Were “Black Republican Proclivities” at play in Clear Spring?

Posted on October 14, 2009 by


Before I start with the article, I thought that I should point out… the Hagerstown Mail was a pro-secession publication, unlike Hagerstown’s Herald of Freedom and Torch Light. Apparently, the Mail, seeing all the talk (examples here and here) of strong Unionism in Clear Spring, thought that the town’s strong leanings toward Union might be influenced by one of the town’s rather prominent people… Lewis P. Fiery (a brother, by the way, of William Fiery, the future captain of Co. B of Cole’s Cavalry). More importantly, they suggested that Fiery was a “Black Republican.” Someone with the Hagerstown HF&TL objected, and made some good points (and some unanticipated). This is from the Feb. 6, 1861 edition of the HF&TL:

The Mail charges LEWIS P. FIERY, Esq., with Black Republican proclivities, and yet he and his father [Henry Fiery, Jr] have lost some thousands of dollars worth of Slaves, who made their escape to the Free States and Canada within recent years. Mr. FIERY is an ardent friend of the Union because he knows, as does every other well-informed man, that the slave interest in Maryland will be wholly destroyed if the Union should be finally dissolved. The most ultra Southern men in our midst are those who do not own a cent’s worth of slavery property, although some of them are abundantly able to possess themselves of thousands of dollars worth of it. They are, therefore, non-slaveholders from choice – not necessity – and should pluck the beam from their own eyes before they prate so lustily about the mote in the eyes of others.

Now… this little article offers some interesting challenges to modern thinking (at least in some) about the Union, the Confederacy, and the threatened longevity of the institution of slavery.

First, I’m going to spoil one thing (or make something more clear) by pointing out that another article (later, in early May) stated that, out of the Clear Spring District, there were only two votes for Abraham Lincoln. Though it doesn’t suggest who casts those votes, I don’t think Lewis Fiery and his father were the ones who voted in that way (frankly, I think it would have been at least three votes if the Fiery men were the ones… William Fiery being the potential third vote in such a scenario). From what I understand (though I need to do some additional research on this), the area, and even Washington County, leaned much more toward Constitutional Union Party Candidate John Bell, so “Black Republicanism” wasn’t the factor at hand. To me, it sounds as if the Mail was trying to stir the pot in an effort to influence more locals in favor of secession.

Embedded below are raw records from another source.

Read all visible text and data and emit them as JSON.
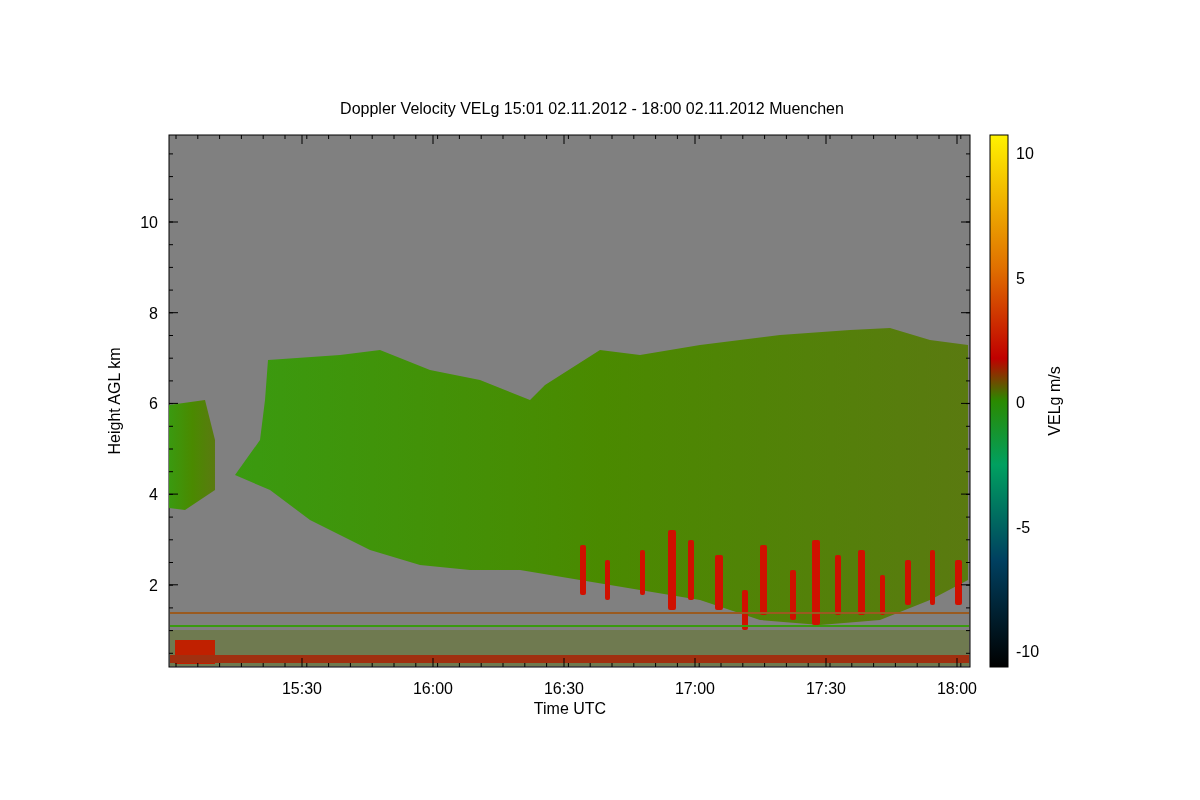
{
  "figure": {
    "title": "Doppler Velocity VELg   15:01 02.11.2012 - 18:00 02.11.2012 Muenchen",
    "xlabel": "Time UTC",
    "ylabel": "Height AGL km",
    "xtick_labels": [
      "15:30",
      "16:00",
      "16:30",
      "17:00",
      "17:30",
      "18:00"
    ],
    "ytick_labels": [
      "10",
      "8",
      "6",
      "4",
      "2"
    ],
    "colorbar": {
      "label": "VELg m/s",
      "tick_labels": [
        "10",
        "5",
        "0",
        "-5",
        "-10"
      ]
    }
  }
}
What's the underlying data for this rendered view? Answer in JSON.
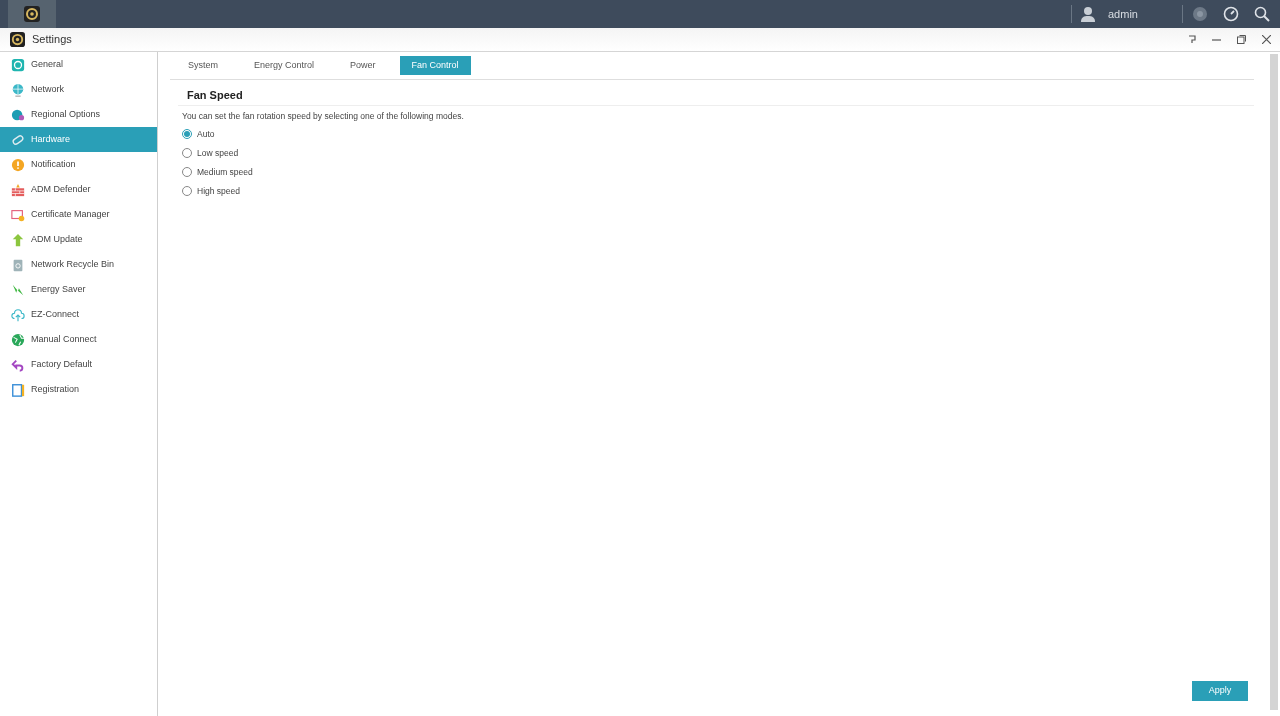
{
  "taskbar": {
    "user": "admin"
  },
  "window": {
    "title": "Settings"
  },
  "sidebar": {
    "items": [
      {
        "label": "General",
        "selected": false
      },
      {
        "label": "Network",
        "selected": false
      },
      {
        "label": "Regional Options",
        "selected": false
      },
      {
        "label": "Hardware",
        "selected": true
      },
      {
        "label": "Notification",
        "selected": false
      },
      {
        "label": "ADM Defender",
        "selected": false
      },
      {
        "label": "Certificate Manager",
        "selected": false
      },
      {
        "label": "ADM Update",
        "selected": false
      },
      {
        "label": "Network Recycle Bin",
        "selected": false
      },
      {
        "label": "Energy Saver",
        "selected": false
      },
      {
        "label": "EZ-Connect",
        "selected": false
      },
      {
        "label": "Manual Connect",
        "selected": false
      },
      {
        "label": "Factory Default",
        "selected": false
      },
      {
        "label": "Registration",
        "selected": false
      }
    ]
  },
  "tabs": [
    {
      "label": "System",
      "selected": false
    },
    {
      "label": "Energy Control",
      "selected": false
    },
    {
      "label": "Power",
      "selected": false
    },
    {
      "label": "Fan Control",
      "selected": true
    }
  ],
  "section": {
    "title": "Fan Speed",
    "description": "You can set the fan rotation speed by selecting one of the following modes.",
    "options": [
      {
        "label": "Auto",
        "selected": true
      },
      {
        "label": "Low speed",
        "selected": false
      },
      {
        "label": "Medium speed",
        "selected": false
      },
      {
        "label": "High speed",
        "selected": false
      }
    ]
  },
  "buttons": [
    "Apply"
  ]
}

That said, it’s interesting to see the manner in which the author of this article specified that slaveholder interests were at stake in the crisis, and yet, the slaveholders felt that the institution would be best protected by looking-out for the Union. Was this a matter of “seeing the writing on the wall,” that the slaveholders of the deeper South who supported secession didn’t have a chance at winning a war? I’m not sure that’s it. Therefore, does this article reflect that these western Maryland slaveholders and non-slaveholders alike (though Washington County was a diminishing culture of slaveholding, it was still a culture in which slaves were a recognized part), realized that secession expedited emancipation far quicker than they hoped and brought with it an immediate impact on finances as opposed to a slow and gradual impact which would be much easier, not only on those who had invested in slaves, but the entire community? I think this has more weight behind it. I say this because, gradual emancipation was already occurring in Washington County.* You might recall, I mentioned in one of my posts from a while back that even my Moore ancestors in the Clear Spring area had ceased being slaveholders sometime after the death of my fourth great grandfather, James Draden Moore, in 1840. It looks like these folks sympathized, to some degree, with the deeper South regarding their beliefs/concerns over the impact that Abraham Lincoln might have on slavery. With the issue of secession being thrust upon the country, financial loss resulting from expedited emancipation seemed imminent. Even so, these western Marylanders weren’t so eager to forsake the Union in the interests of maintaining financial stability… or at least it seems.

*In Washington County, the number of free blacks had grown larger than the number of slaves by 1860, and the number of slaves had declined. In 1860, there were 1,677 free blacks as opposed to 1,435 slaves. In 1850, there were 1,828 free and 2,090 slaves. Of course, there is a factor behind the number of slaves that is missed if taking the number by itself. There was a practice, especially among Dunkers in Washington County, of buying slaves and either setting them free or holding them to an indenture of approximately seven years before they were freed. The “holding as indenture” part was also a time of education and skills-building in preparation for freedom. There is some great information about this, and a general discussion of slavery in Washington County found in Too Afraid To Cry, by Kathleen Ernst.